◆ Task instructions: Give back all the data exactly as it was written.

◆ Material provided:
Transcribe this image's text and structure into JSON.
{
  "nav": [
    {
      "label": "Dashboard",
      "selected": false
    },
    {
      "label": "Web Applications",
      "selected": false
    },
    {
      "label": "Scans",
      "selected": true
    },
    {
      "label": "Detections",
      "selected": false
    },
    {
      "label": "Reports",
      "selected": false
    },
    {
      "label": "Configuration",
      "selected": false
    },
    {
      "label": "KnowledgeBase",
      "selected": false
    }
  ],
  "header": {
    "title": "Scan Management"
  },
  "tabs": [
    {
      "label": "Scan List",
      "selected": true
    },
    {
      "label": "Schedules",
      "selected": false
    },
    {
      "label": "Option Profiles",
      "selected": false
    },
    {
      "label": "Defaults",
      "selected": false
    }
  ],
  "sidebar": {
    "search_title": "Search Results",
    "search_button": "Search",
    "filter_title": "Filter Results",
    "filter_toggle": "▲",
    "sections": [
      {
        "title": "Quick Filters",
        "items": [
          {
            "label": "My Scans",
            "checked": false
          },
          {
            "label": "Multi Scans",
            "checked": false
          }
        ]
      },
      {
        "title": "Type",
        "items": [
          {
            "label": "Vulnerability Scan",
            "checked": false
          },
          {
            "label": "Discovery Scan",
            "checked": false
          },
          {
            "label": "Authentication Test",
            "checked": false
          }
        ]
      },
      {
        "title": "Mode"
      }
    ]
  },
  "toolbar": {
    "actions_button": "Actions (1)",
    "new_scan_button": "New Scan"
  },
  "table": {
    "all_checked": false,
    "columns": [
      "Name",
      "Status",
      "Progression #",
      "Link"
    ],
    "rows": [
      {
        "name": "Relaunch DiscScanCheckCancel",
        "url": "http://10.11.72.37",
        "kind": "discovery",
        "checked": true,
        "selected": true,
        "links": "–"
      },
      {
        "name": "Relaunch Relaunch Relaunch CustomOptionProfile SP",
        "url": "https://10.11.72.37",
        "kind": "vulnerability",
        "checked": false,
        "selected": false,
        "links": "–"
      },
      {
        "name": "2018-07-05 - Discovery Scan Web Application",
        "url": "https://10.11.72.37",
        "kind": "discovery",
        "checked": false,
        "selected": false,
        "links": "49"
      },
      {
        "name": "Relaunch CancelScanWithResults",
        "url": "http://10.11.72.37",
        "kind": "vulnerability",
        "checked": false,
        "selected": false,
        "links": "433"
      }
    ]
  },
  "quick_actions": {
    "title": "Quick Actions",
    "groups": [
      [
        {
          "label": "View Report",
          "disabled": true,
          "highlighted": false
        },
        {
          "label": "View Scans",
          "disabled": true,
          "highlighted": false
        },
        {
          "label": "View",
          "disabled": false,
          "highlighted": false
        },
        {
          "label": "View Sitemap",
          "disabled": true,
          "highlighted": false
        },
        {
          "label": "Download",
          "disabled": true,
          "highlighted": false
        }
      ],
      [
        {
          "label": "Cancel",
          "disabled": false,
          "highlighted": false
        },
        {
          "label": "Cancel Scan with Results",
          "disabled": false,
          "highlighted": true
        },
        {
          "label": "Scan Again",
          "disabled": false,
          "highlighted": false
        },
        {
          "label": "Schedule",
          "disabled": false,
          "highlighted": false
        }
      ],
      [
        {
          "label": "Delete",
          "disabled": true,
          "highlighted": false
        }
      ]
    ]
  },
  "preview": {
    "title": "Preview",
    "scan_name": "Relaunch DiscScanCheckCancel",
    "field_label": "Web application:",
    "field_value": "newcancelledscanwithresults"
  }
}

◆ Task response:
Transcribe this image's text and structure into JSON.
{
  "nav": [
    {
      "label": "Dashboard",
      "selected": false
    },
    {
      "label": "Web Applications",
      "selected": false
    },
    {
      "label": "Scans",
      "selected": true
    },
    {
      "label": "Detections",
      "selected": false
    },
    {
      "label": "Reports",
      "selected": false
    },
    {
      "label": "Configuration",
      "selected": false
    },
    {
      "label": "KnowledgeBase",
      "selected": false
    }
  ],
  "header": {
    "title": "Scan Management"
  },
  "tabs": [
    {
      "label": "Scan List",
      "selected": true
    },
    {
      "label": "Schedules",
      "selected": false
    },
    {
      "label": "Option Profiles",
      "selected": false
    },
    {
      "label": "Defaults",
      "selected": false
    }
  ],
  "sidebar": {
    "search_title": "Search Results",
    "search_button": "Search",
    "filter_title": "Filter Results",
    "filter_toggle": "▲",
    "sections": [
      {
        "title": "Quick Filters",
        "items": [
          {
            "label": "My Scans",
            "checked": false
          },
          {
            "label": "Multi Scans",
            "checked": false
          }
        ]
      },
      {
        "title": "Type",
        "items": [
          {
            "label": "Vulnerability Scan",
            "checked": false
          },
          {
            "label": "Discovery Scan",
            "checked": false
          },
          {
            "label": "Authentication Test",
            "checked": false
          }
        ]
      },
      {
        "title": "Mode"
      }
    ]
  },
  "toolbar": {
    "actions_button": "Actions (1)",
    "new_scan_button": "New Scan"
  },
  "table": {
    "all_checked": false,
    "columns": [
      "Name",
      "Status",
      "Progression #",
      "Link"
    ],
    "rows": [
      {
        "name": "Relaunch DiscScanCheckCancel",
        "url": "http://10.11.72.37",
        "kind": "discovery",
        "checked": true,
        "selected": true,
        "links": "–"
      },
      {
        "name": "Relaunch Relaunch Relaunch CustomOptionProfile SP",
        "url": "https://10.11.72.37",
        "kind": "vulnerability",
        "checked": false,
        "selected": false,
        "links": "–"
      },
      {
        "name": "2018-07-05 - Discovery Scan Web Application",
        "url": "https://10.11.72.37",
        "kind": "discovery",
        "checked": false,
        "selected": false,
        "links": "49"
      },
      {
        "name": "Relaunch CancelScanWithResults",
        "url": "http://10.11.72.37",
        "kind": "vulnerability",
        "checked": false,
        "selected": false,
        "links": "433"
      }
    ]
  },
  "quick_actions": {
    "title": "Quick Actions",
    "groups": [
      [
        {
          "label": "View Report",
          "disabled": true,
          "highlighted": false
        },
        {
          "label": "View Scans",
          "disabled": true,
          "highlighted": false
        },
        {
          "label": "View",
          "disabled": false,
          "highlighted": false
        },
        {
          "label": "View Sitemap",
          "disabled": true,
          "highlighted": false
        },
        {
          "label": "Download",
          "disabled": true,
          "highlighted": false
        }
      ],
      [
        {
          "label": "Cancel",
          "disabled": false,
          "highlighted": false
        },
        {
          "label": "Cancel Scan with Results",
          "disabled": false,
          "highlighted": true
        },
        {
          "label": "Scan Again",
          "disabled": false,
          "highlighted": false
        },
        {
          "label": "Schedule",
          "disabled": false,
          "highlighted": false
        }
      ],
      [
        {
          "label": "Delete",
          "disabled": true,
          "highlighted": false
        }
      ]
    ]
  },
  "preview": {
    "title": "Preview",
    "scan_name": "Relaunch DiscScanCheckCancel",
    "field_label": "Web application:",
    "field_value": "newcancelledscanwithresults"
  }
}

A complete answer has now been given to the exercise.